NEW YORK (AFP) - Excited children woke to a winter wonderland in New York on Sunday, shrieking with delight as they rode sleds in the sunshine after the second biggest snowfall in city records.
Thousands of families poured into the city's parks, where children flung themselves onto toboggans, engaged in snowball fights and parents introduced toddlers to the first major snow of their lives.
Intrepid dog walkers and the occasional jogger were the first to take to the streets, but as the sun got stronger and New Yorkers finished shovelling their sidewalks, the parks filled up.
"We love it, absolutely love it," laughed Bernie Sheary from Australia, out with his New Zealander wife and their 18-month-old daughter Chloe, who waddled across the sparkling snow chasing puppies.
"We're going to play around in this park for as long as possible, till she gets worn out or until I get worn out," he said.
Dozens of children bundled into jackets, waterproof pants, hats and mittens tore across Carroll Park, a small neighbourhood park in Brooklyn, many waiting for regular subway services to resume before frequenting larger hills in New York's bigger parks.
"They love it," said photographer Julien Capmeil, who brought five-year-old son Jake and six-year-old Ellie snowball fighting, sliding down a baby slope in the sled.
"They were out in the snow last night. We came out for a late-night snow session in the park when it was falling, it was really nice." Jake sat in the snow, muffled up in a giant coat. "I like it when it snows," he said. "It's really fun to play. I like sledding a lot."
"My favourite thing is to throw snowballs," said Ellie.
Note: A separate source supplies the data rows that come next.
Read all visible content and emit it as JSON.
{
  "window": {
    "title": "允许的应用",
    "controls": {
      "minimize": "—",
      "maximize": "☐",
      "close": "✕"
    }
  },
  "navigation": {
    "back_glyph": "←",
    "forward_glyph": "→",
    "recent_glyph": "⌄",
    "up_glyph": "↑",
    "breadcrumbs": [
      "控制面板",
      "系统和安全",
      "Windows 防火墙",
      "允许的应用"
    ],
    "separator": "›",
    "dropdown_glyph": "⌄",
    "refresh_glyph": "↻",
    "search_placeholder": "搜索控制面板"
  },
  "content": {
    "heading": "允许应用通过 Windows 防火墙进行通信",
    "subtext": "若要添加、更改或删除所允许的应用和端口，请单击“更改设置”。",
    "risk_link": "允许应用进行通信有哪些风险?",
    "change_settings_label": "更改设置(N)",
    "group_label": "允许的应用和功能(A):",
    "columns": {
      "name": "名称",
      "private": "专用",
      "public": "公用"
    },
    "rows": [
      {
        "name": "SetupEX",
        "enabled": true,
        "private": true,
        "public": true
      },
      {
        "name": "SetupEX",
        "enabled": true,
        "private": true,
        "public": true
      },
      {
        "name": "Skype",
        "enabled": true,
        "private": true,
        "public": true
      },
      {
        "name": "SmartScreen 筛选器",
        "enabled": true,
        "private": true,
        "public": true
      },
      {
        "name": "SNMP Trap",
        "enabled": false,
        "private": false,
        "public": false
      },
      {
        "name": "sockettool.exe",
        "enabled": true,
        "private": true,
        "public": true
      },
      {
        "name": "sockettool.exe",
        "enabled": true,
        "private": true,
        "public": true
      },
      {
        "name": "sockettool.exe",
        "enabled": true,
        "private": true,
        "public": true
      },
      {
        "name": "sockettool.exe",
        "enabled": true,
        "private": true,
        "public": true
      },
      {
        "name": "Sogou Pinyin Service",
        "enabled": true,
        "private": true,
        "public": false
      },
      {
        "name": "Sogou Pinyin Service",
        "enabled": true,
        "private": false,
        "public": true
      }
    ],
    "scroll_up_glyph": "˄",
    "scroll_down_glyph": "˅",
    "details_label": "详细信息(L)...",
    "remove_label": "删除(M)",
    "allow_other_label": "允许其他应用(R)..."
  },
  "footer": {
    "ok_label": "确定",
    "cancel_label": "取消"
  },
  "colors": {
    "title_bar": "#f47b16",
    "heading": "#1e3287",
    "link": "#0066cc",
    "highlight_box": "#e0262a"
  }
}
"I like it when he pulls me on the sled and then it goes 'vroom,' and it glides and it's fun," she laughed.
At the other end of the park, three-year-old Dylan Crews scooped snow out of her red sled onto the ground, watched by her parents. "We're going to make a mountain," she said.
"I love the snow," said her mother Amy, who works in marketing. "I think in winter you're too hunkered down in your house and everybody wants to go out and explore and kind of get the kid in them out."
Her husband Jim agreed. "It's beautiful," he said. "People can be more like themselves and play and have fun and not worry about life for a minute."
Jessica Edwards, a filmmaker from Canada, joined in the fun, pulling four-year-old daughter Hazel down a hill in a sled.
"Oh my God she's so excited, we left the house this morning and we packed a bunch of stuff to make a snowman," she said. "When the trains open again, we'll get up to Prospect Park and try and get on the bigger hills."
The blizzard also brought back memories for Anda Bordean, of winter life when she was a child growing up in Romania.
She said her three-year-old son Nicholas begged to go out as early as possible, fearing he had missed the best as the main roads cleared.
"His main fear this morning was that it would be all melted," laughed Bordean, who works for an asset management company.
For two days the family have been keeping a carrot, hoping to make a snowman, but the snow was too powdery on Sunday to stick together well.
"There was a lot of anticipation, actually ever since they started talking about it on the news he kept saying, 'We're going to see snow, we're going to see snow,'" she said.
"I wish this was a long weekend," she added.
During the blizzard on Saturday, the family took advantage of the travel ban to taste a different world on roads that saw no snow plow for hours.
"It was almost like old school," she said. "It was so amazing to go with him in the sled on the street with nothing to worry about. There wasn't anyone."